Excerpted data |
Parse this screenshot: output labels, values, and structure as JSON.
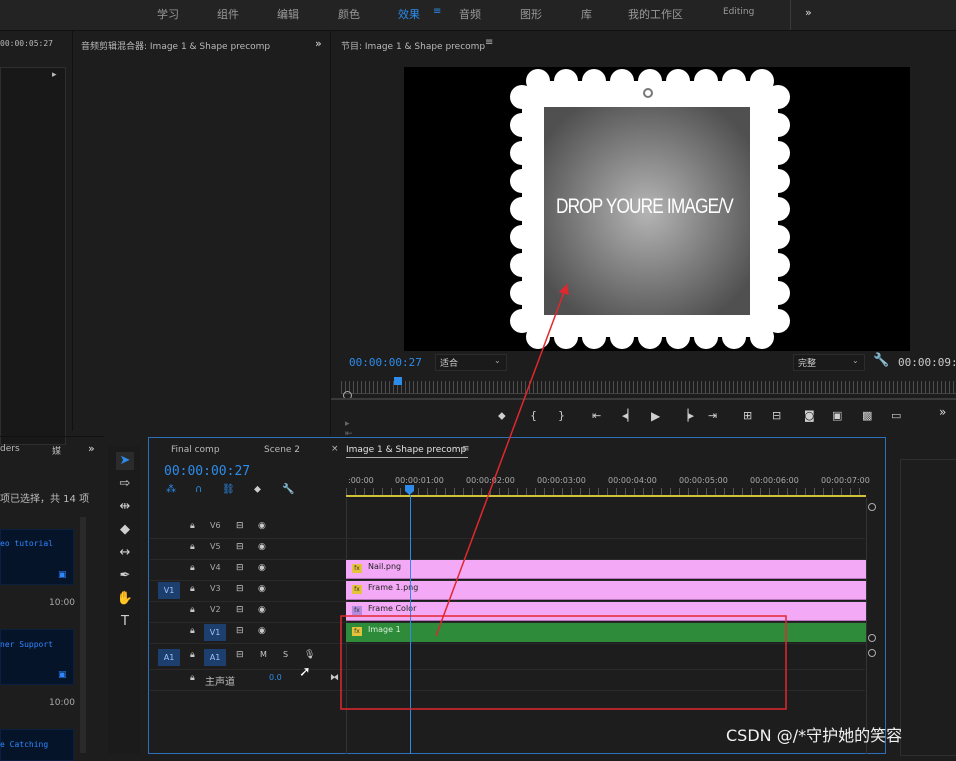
{
  "workspace_tabs": [
    "学习",
    "组件",
    "编辑",
    "颜色",
    "效果",
    "音频",
    "图形",
    "库",
    "我的工作区",
    "Editing"
  ],
  "workspace_active": "效果",
  "workspace_more": "»",
  "source_panel": {
    "timecode": "00:00:05:27",
    "expand": "▸"
  },
  "audio_mixer": {
    "title": "音频剪辑混合器: Image 1 & Shape precomp",
    "more": "»"
  },
  "program": {
    "title": "节目: Image 1 & Shape precomp",
    "menu": "≡",
    "preview_text": "DROP YOURE IMAGE/V",
    "timecode_current": "00:00:00:27",
    "fit_select": "适合",
    "quality_select": "完整",
    "timecode_duration": "00:00:09:2",
    "more": "»"
  },
  "project_panel": {
    "title_left": "ders",
    "title_right": "媒",
    "more": "»",
    "selection_info": "项已选择，共 14 项",
    "items": [
      {
        "label": "eo tutorial",
        "duration": "10:00"
      },
      {
        "label": "ner Support",
        "duration": "10:00"
      },
      {
        "label": "e Catching",
        "duration": ""
      }
    ]
  },
  "timeline": {
    "tabs": [
      "Final comp",
      "Scene 2",
      "Image 1 & Shape precomp"
    ],
    "active_tab": "Image 1 & Shape precomp",
    "close": "×",
    "menu": "≡",
    "timecode": "00:00:00:27",
    "ruler": [
      ":00:00",
      "00:00:01:00",
      "00:00:02:00",
      "00:00:03:00",
      "00:00:04:00",
      "00:00:05:00",
      "00:00:06:00",
      "00:00:07:00"
    ],
    "video_tracks": [
      {
        "name": "V6",
        "clip": ""
      },
      {
        "name": "V5",
        "clip": ""
      },
      {
        "name": "V4",
        "clip": "Nail.png"
      },
      {
        "name": "V3",
        "clip": "Frame 1.png",
        "source": "V1"
      },
      {
        "name": "V2",
        "clip": "Frame Color"
      },
      {
        "name": "V1",
        "clip": "Image 1"
      }
    ],
    "audio_track": {
      "source": "A1",
      "name": "A1",
      "m": "M",
      "s": "S"
    },
    "master": {
      "label": "主声道",
      "value": "0.0"
    }
  },
  "watermark": "CSDN @/*守护她的笑容",
  "colors": {
    "accent": "#2d8ceb",
    "pink_clip": "#f4a9f6",
    "green_clip": "#2e8b3a",
    "annotation": "#e0282e"
  }
}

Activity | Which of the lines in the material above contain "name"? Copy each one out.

Answer space |
        "name": "V6",
        "name": "V5",
        "name": "V4",
        "name": "V3",
        "name": "V2",
        "name": "V1",
      "name": "A1",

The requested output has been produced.